What to produce: Once the lines below holding the string "제한정보" are counted, give that number alone.

Data records:
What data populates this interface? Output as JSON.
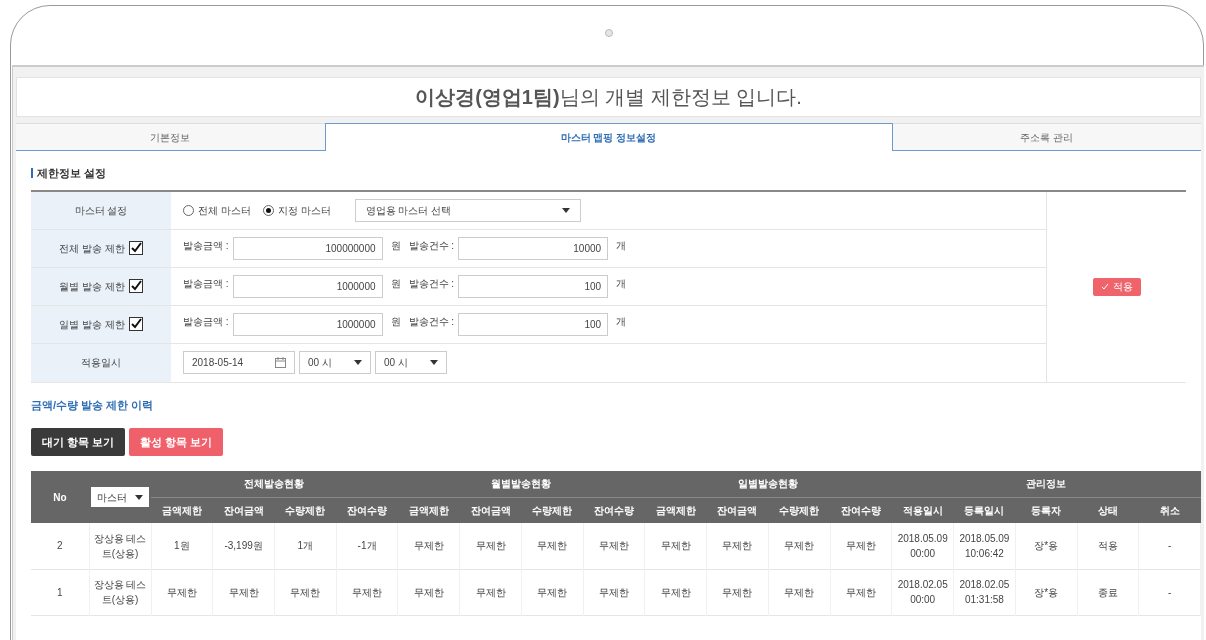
{
  "title": "**이상경(영업1팀)**님의 개별 제한정보 입니다.",
  "tabs": [
    {
      "label": "기본정보",
      "selected": false
    },
    {
      "label": "마스터 맵핑 정보설정",
      "selected": true
    },
    {
      "label": "주소록 관리",
      "selected": false
    }
  ],
  "section_title": "제한정보 설정",
  "form": {
    "master": {
      "label": "마스터 설정",
      "radios": [
        {
          "label": "전체 마스터",
          "selected": false
        },
        {
          "label": "지정 마스터",
          "selected": true
        }
      ],
      "select": "영업용 마스터 선택"
    },
    "limits": [
      {
        "label": "전체 발송 제한",
        "checked": true,
        "amount_label": "발송금액 :",
        "amount": "100000000",
        "amount_unit": "원",
        "count_label": "발송건수 :",
        "count": "10000",
        "count_unit": "개"
      },
      {
        "label": "월별 발송 제한",
        "checked": true,
        "amount_label": "발송금액 :",
        "amount": "1000000",
        "amount_unit": "원",
        "count_label": "발송건수 :",
        "count": "100",
        "count_unit": "개"
      },
      {
        "label": "일별 발송 제한",
        "checked": true,
        "amount_label": "발송금액 :",
        "amount": "1000000",
        "amount_unit": "원",
        "count_label": "발송건수 :",
        "count": "100",
        "count_unit": "개"
      }
    ],
    "apply_date": {
      "label": "적용일시",
      "date": "2018-05-14",
      "hour": "00 시",
      "minute": "00 시"
    },
    "apply_button": "적용"
  },
  "history_title": "금액/수량 발송 제한 이력",
  "view_buttons": [
    {
      "label": "대기 항목 보기",
      "kind": "dark"
    },
    {
      "label": "활성 항목 보기",
      "kind": "accent"
    }
  ],
  "table": {
    "header_rows": [
      [
        {
          "text": "No",
          "kind": "label",
          "rowspan": 2
        },
        {
          "text": "마스터",
          "kind": "filter",
          "rowspan": 2
        },
        {
          "text": "전체발송현황",
          "kind": "group",
          "colspan": 4
        },
        {
          "text": "월별발송현황",
          "kind": "group",
          "colspan": 4
        },
        {
          "text": "일별발송현황",
          "kind": "group",
          "colspan": 4
        },
        {
          "text": "관리정보",
          "kind": "group",
          "colspan": 5
        }
      ],
      [
        {
          "text": "금액제한",
          "kind": "label"
        },
        {
          "text": "잔여금액",
          "kind": "label"
        },
        {
          "text": "수량제한",
          "kind": "label"
        },
        {
          "text": "잔여수량",
          "kind": "label"
        },
        {
          "text": "금액제한",
          "kind": "label"
        },
        {
          "text": "잔여금액",
          "kind": "label"
        },
        {
          "text": "수량제한",
          "kind": "label"
        },
        {
          "text": "잔여수량",
          "kind": "label"
        },
        {
          "text": "금액제한",
          "kind": "label"
        },
        {
          "text": "잔여금액",
          "kind": "label"
        },
        {
          "text": "수량제한",
          "kind": "label"
        },
        {
          "text": "잔여수량",
          "kind": "label"
        },
        {
          "text": "적용일시",
          "kind": "label"
        },
        {
          "text": "등록일시",
          "kind": "label"
        },
        {
          "text": "등록자",
          "kind": "label"
        },
        {
          "text": "상태",
          "kind": "label"
        },
        {
          "text": "취소",
          "kind": "label"
        }
      ]
    ],
    "rows": [
      [
        "2",
        "장상용 테스트(상용)",
        "1원",
        "-3,199원",
        "1개",
        "-1개",
        "무제한",
        "무제한",
        "무제한",
        "무제한",
        "무제한",
        "무제한",
        "무제한",
        "무제한",
        "2018.05.09 00:00",
        "2018.05.09 10:06:42",
        "장*용",
        "적용",
        "-"
      ],
      [
        "1",
        "장상용 테스트(상용)",
        "무제한",
        "무제한",
        "무제한",
        "무제한",
        "무제한",
        "무제한",
        "무제한",
        "무제한",
        "무제한",
        "무제한",
        "무제한",
        "무제한",
        "2018.02.05 00:00",
        "2018.02.05 01:31:58",
        "장*용",
        "종료",
        "-"
      ]
    ]
  }
}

Solution for this problem: 2